▸ Page and application data records:
******

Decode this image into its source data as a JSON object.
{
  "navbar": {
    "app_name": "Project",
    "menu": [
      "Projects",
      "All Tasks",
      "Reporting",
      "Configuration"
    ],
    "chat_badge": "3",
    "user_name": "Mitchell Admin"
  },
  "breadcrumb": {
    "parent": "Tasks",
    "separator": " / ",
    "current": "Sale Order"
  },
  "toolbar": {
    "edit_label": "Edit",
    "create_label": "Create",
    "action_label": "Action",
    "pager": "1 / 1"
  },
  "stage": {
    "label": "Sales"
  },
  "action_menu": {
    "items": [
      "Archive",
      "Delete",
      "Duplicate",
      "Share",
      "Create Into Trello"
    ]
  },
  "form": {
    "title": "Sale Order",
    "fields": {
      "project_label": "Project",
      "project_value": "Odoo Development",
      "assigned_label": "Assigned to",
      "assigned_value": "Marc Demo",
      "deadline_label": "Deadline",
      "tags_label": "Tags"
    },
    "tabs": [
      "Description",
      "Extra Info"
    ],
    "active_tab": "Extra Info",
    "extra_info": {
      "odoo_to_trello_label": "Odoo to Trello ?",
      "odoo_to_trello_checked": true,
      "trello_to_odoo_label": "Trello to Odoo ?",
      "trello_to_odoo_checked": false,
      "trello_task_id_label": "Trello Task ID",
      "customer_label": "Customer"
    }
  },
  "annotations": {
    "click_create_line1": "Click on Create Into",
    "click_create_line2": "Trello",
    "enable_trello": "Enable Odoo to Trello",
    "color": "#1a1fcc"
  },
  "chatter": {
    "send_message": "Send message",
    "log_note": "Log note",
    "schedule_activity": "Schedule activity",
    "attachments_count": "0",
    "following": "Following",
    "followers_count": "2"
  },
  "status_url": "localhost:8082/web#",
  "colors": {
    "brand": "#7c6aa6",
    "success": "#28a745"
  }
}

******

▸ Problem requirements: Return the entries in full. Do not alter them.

▸ Completed task:
Decode this image into its source data as a JSON object.
{
  "navbar": {
    "app_name": "Project",
    "menu": [
      "Projects",
      "All Tasks",
      "Reporting",
      "Configuration"
    ],
    "chat_badge": "3",
    "user_name": "Mitchell Admin"
  },
  "breadcrumb": {
    "parent": "Tasks",
    "separator": " / ",
    "current": "Sale Order"
  },
  "toolbar": {
    "edit_label": "Edit",
    "create_label": "Create",
    "action_label": "Action",
    "pager": "1 / 1"
  },
  "stage": {
    "label": "Sales"
  },
  "action_menu": {
    "items": [
      "Archive",
      "Delete",
      "Duplicate",
      "Share",
      "Create Into Trello"
    ]
  },
  "form": {
    "title": "Sale Order",
    "fields": {
      "project_label": "Project",
      "project_value": "Odoo Development",
      "assigned_label": "Assigned to",
      "assigned_value": "Marc Demo",
      "deadline_label": "Deadline",
      "tags_label": "Tags"
    },
    "tabs": [
      "Description",
      "Extra Info"
    ],
    "active_tab": "Extra Info",
    "extra_info": {
      "odoo_to_trello_label": "Odoo to Trello ?",
      "odoo_to_trello_checked": true,
      "trello_to_odoo_label": "Trello to Odoo ?",
      "trello_to_odoo_checked": false,
      "trello_task_id_label": "Trello Task ID",
      "customer_label": "Customer"
    }
  },
  "annotations": {
    "click_create_line1": "Click on Create Into",
    "click_create_line2": "Trello",
    "enable_trello": "Enable Odoo to Trello",
    "color": "#1a1fcc"
  },
  "chatter": {
    "send_message": "Send message",
    "log_note": "Log note",
    "schedule_activity": "Schedule activity",
    "attachments_count": "0",
    "following": "Following",
    "followers_count": "2"
  },
  "status_url": "localhost:8082/web#",
  "colors": {
    "brand": "#7c6aa6",
    "success": "#28a745"
  }
}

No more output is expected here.